Print every record exactly, omitting all pictures.

+-------+

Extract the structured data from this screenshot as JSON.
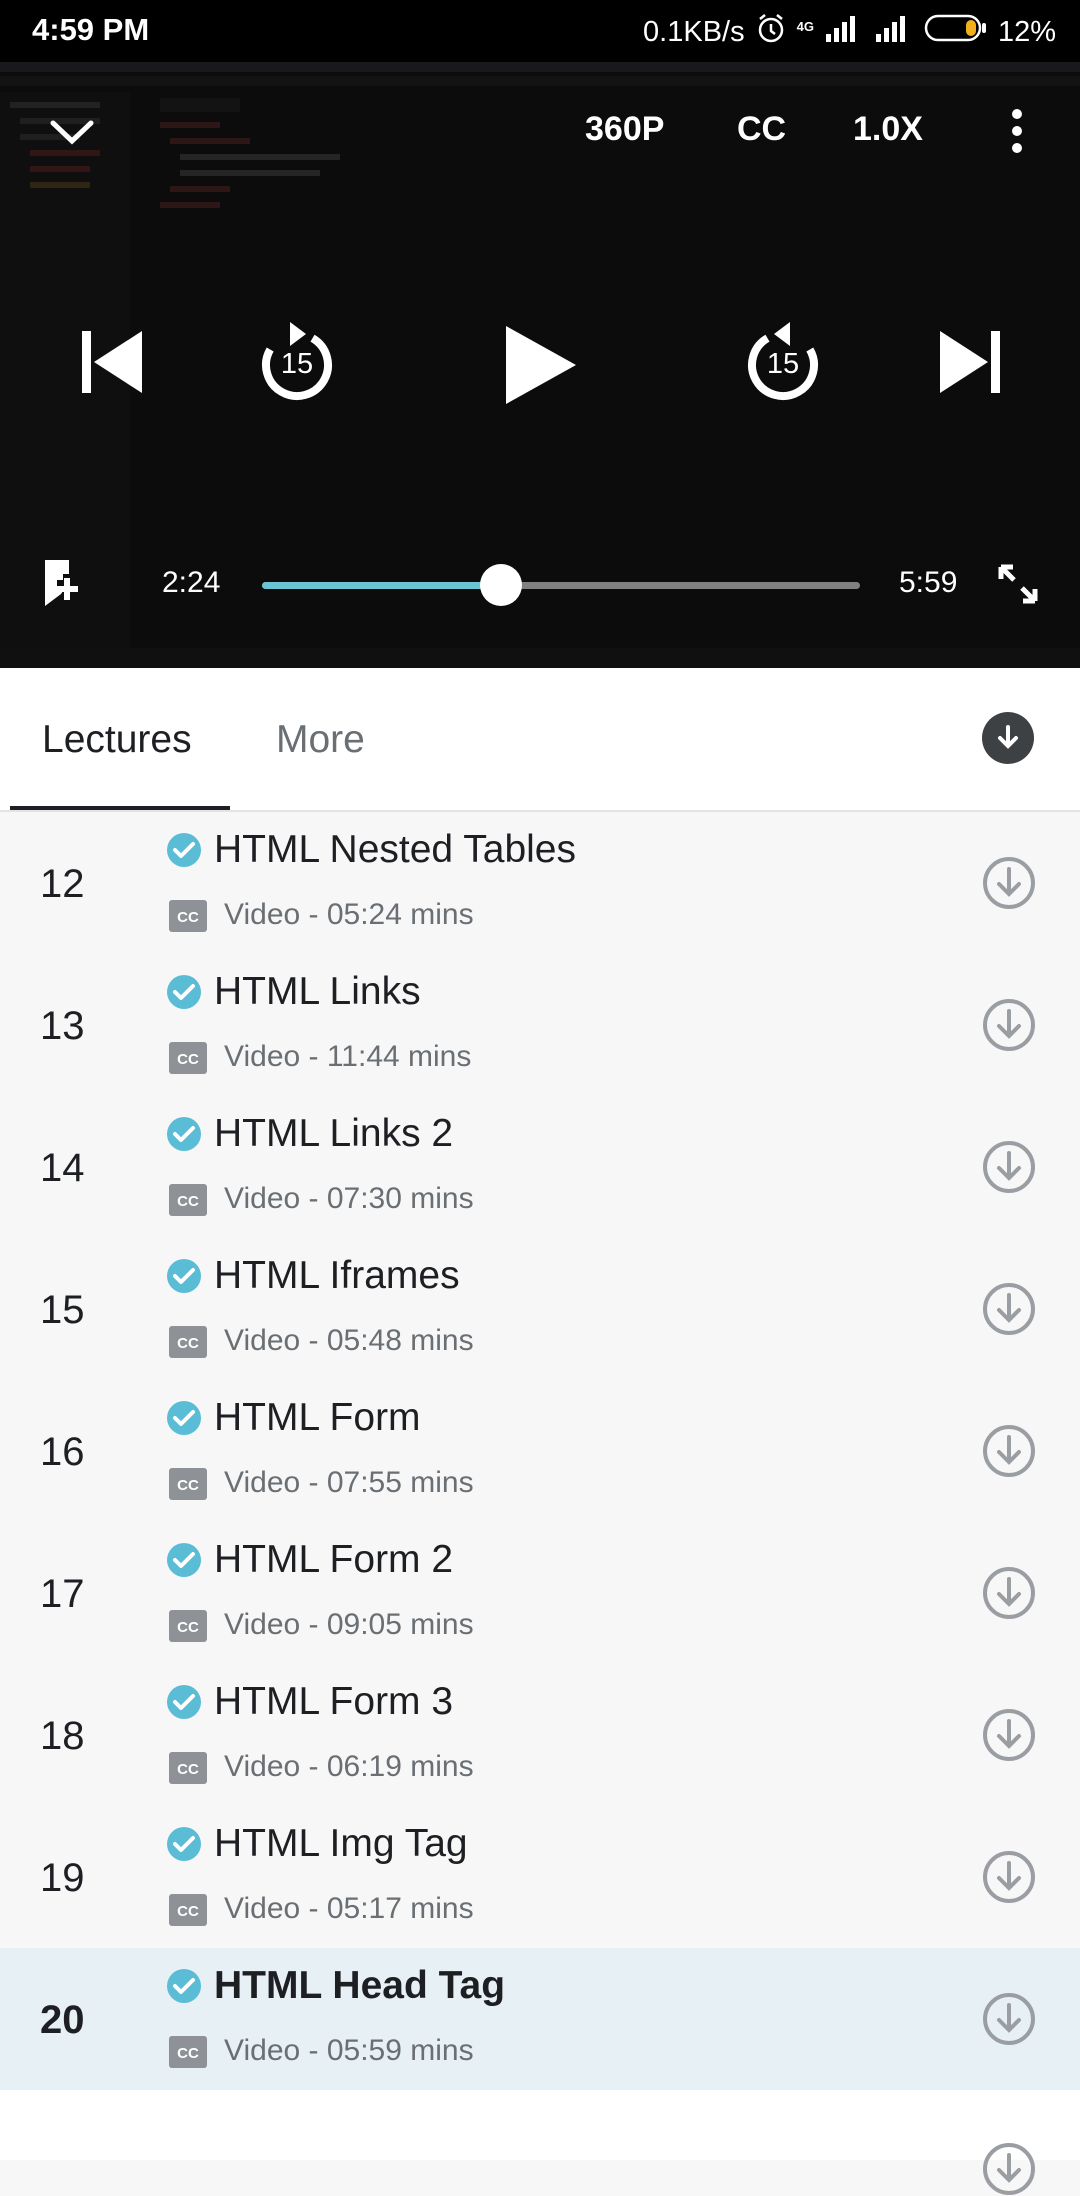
{
  "status_bar": {
    "time": "4:59 PM",
    "network_speed": "0.1KB/s",
    "network_type": "4G",
    "battery": "12%"
  },
  "player": {
    "quality": "360P",
    "captions": "CC",
    "speed": "1.0X",
    "rewind_seconds": "15",
    "forward_seconds": "15",
    "current_time": "2:24",
    "duration": "5:59",
    "progress": 0.4,
    "accent_color": "#6bc3d4"
  },
  "tabs": {
    "lectures": "Lectures",
    "more": "More"
  },
  "lectures": [
    {
      "number": "12",
      "title": "HTML Nested Tables",
      "meta": "Video - 05:24 mins",
      "completed": true
    },
    {
      "number": "13",
      "title": "HTML Links",
      "meta": "Video - 11:44 mins",
      "completed": true
    },
    {
      "number": "14",
      "title": "HTML Links 2",
      "meta": "Video - 07:30 mins",
      "completed": true
    },
    {
      "number": "15",
      "title": "HTML Iframes",
      "meta": "Video - 05:48 mins",
      "completed": true
    },
    {
      "number": "16",
      "title": "HTML Form",
      "meta": "Video - 07:55 mins",
      "completed": true
    },
    {
      "number": "17",
      "title": "HTML Form 2",
      "meta": "Video - 09:05 mins",
      "completed": true
    },
    {
      "number": "18",
      "title": "HTML Form 3",
      "meta": "Video - 06:19 mins",
      "completed": true
    },
    {
      "number": "19",
      "title": "HTML Img Tag",
      "meta": "Video - 05:17 mins",
      "completed": true
    },
    {
      "number": "20",
      "title": "HTML Head Tag",
      "meta": "Video - 05:59 mins",
      "completed": true,
      "active": true
    }
  ],
  "colors": {
    "check": "#5bbcd6",
    "active_row": "#e6f0f5",
    "text_primary": "#1d1f23",
    "text_secondary": "#6a6f73"
  }
}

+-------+

■ ANSWER TO THIS EXERCISE:
Extract the structured data from this screenshot as JSON.
{
  "status_bar": {
    "time": "4:59 PM",
    "network_speed": "0.1KB/s",
    "network_type": "4G",
    "battery": "12%"
  },
  "player": {
    "quality": "360P",
    "captions": "CC",
    "speed": "1.0X",
    "rewind_seconds": "15",
    "forward_seconds": "15",
    "current_time": "2:24",
    "duration": "5:59",
    "progress": 0.4,
    "accent_color": "#6bc3d4"
  },
  "tabs": {
    "lectures": "Lectures",
    "more": "More"
  },
  "lectures": [
    {
      "number": "12",
      "title": "HTML Nested Tables",
      "meta": "Video - 05:24 mins",
      "completed": true
    },
    {
      "number": "13",
      "title": "HTML Links",
      "meta": "Video - 11:44 mins",
      "completed": true
    },
    {
      "number": "14",
      "title": "HTML Links 2",
      "meta": "Video - 07:30 mins",
      "completed": true
    },
    {
      "number": "15",
      "title": "HTML Iframes",
      "meta": "Video - 05:48 mins",
      "completed": true
    },
    {
      "number": "16",
      "title": "HTML Form",
      "meta": "Video - 07:55 mins",
      "completed": true
    },
    {
      "number": "17",
      "title": "HTML Form 2",
      "meta": "Video - 09:05 mins",
      "completed": true
    },
    {
      "number": "18",
      "title": "HTML Form 3",
      "meta": "Video - 06:19 mins",
      "completed": true
    },
    {
      "number": "19",
      "title": "HTML Img Tag",
      "meta": "Video - 05:17 mins",
      "completed": true
    },
    {
      "number": "20",
      "title": "HTML Head Tag",
      "meta": "Video - 05:59 mins",
      "completed": true,
      "active": true
    }
  ],
  "colors": {
    "check": "#5bbcd6",
    "active_row": "#e6f0f5",
    "text_primary": "#1d1f23",
    "text_secondary": "#6a6f73"
  }
}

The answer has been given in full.